* Exercise aim
Count all lines holding "flight" in the data below and say the number, nothing more.

____ Records provided

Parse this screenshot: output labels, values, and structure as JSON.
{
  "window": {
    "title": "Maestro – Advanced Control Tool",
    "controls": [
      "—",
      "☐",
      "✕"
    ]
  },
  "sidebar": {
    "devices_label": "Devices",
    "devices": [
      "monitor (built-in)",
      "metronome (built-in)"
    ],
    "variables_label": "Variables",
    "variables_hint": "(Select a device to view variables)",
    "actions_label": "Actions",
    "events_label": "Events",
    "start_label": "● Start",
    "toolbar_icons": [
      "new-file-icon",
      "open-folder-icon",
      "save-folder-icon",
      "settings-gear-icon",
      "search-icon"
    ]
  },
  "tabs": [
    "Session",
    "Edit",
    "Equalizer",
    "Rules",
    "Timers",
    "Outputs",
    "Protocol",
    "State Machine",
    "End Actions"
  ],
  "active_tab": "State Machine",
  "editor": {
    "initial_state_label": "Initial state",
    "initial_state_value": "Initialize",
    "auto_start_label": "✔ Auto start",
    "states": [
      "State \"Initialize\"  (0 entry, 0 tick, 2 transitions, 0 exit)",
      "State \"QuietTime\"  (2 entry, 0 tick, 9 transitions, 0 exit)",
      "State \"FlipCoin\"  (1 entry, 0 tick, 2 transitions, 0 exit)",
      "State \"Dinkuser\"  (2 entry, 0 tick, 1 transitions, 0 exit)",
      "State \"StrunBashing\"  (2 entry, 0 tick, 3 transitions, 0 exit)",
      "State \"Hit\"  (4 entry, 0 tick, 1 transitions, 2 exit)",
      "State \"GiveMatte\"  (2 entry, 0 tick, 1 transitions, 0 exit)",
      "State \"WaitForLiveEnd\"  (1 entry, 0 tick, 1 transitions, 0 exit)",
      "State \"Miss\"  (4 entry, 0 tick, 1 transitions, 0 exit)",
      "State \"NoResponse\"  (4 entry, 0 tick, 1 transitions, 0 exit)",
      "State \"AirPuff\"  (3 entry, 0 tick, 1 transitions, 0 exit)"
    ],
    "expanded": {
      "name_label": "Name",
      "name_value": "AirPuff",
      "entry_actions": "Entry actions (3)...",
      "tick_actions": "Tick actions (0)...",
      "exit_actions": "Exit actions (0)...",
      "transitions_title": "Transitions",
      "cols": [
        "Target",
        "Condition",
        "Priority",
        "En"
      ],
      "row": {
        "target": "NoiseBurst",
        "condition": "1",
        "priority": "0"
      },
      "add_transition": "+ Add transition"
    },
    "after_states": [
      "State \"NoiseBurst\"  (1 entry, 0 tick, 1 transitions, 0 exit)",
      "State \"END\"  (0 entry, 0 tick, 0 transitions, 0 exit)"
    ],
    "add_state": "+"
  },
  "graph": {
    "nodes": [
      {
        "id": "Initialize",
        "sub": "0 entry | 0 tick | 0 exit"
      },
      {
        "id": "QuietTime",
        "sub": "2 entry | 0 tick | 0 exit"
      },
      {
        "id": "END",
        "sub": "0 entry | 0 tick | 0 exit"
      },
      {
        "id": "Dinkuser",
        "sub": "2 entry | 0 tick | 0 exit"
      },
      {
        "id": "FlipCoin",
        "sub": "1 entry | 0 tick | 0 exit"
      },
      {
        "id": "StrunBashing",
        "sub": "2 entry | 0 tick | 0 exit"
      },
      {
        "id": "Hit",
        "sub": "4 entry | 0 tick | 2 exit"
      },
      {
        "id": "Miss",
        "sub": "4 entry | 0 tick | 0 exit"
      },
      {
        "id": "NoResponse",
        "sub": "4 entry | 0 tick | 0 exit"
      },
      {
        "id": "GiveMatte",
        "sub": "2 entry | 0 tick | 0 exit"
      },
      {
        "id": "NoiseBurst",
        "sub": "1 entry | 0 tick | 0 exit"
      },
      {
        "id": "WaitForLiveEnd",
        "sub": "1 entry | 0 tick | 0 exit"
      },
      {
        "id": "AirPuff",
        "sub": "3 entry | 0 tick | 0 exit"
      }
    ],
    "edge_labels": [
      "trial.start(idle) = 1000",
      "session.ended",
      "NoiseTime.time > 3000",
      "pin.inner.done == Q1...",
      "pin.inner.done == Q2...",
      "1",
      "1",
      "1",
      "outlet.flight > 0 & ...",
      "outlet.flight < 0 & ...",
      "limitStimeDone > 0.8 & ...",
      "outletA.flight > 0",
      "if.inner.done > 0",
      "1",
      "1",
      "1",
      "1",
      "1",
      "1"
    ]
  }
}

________

* Reply to the task
3